→ **What is expected**: Determine how many lines of the data below contain "Output", then give only that number.

→ **Items from an interface collection**:
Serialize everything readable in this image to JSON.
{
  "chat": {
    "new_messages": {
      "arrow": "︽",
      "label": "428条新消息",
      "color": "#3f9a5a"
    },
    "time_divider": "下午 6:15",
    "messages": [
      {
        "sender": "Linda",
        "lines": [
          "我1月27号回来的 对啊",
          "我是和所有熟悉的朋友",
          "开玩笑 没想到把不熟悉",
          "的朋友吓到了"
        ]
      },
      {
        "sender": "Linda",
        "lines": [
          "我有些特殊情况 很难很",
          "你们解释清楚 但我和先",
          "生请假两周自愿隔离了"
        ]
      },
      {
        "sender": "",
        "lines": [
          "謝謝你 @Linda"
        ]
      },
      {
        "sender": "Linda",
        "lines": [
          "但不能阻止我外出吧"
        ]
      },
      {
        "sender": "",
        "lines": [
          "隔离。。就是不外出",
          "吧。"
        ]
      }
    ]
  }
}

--

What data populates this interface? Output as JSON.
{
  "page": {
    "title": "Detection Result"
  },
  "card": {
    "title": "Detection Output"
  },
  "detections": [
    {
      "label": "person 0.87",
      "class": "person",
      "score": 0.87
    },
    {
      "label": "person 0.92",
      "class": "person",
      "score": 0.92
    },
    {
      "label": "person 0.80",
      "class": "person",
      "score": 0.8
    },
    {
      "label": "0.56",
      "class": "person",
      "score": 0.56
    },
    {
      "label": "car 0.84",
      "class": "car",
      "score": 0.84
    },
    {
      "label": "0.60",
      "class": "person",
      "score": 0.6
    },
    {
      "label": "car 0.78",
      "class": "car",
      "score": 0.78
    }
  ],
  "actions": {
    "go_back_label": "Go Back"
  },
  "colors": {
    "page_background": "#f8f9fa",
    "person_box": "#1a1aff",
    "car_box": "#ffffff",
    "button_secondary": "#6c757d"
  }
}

→ **Answer to the exercise**: 2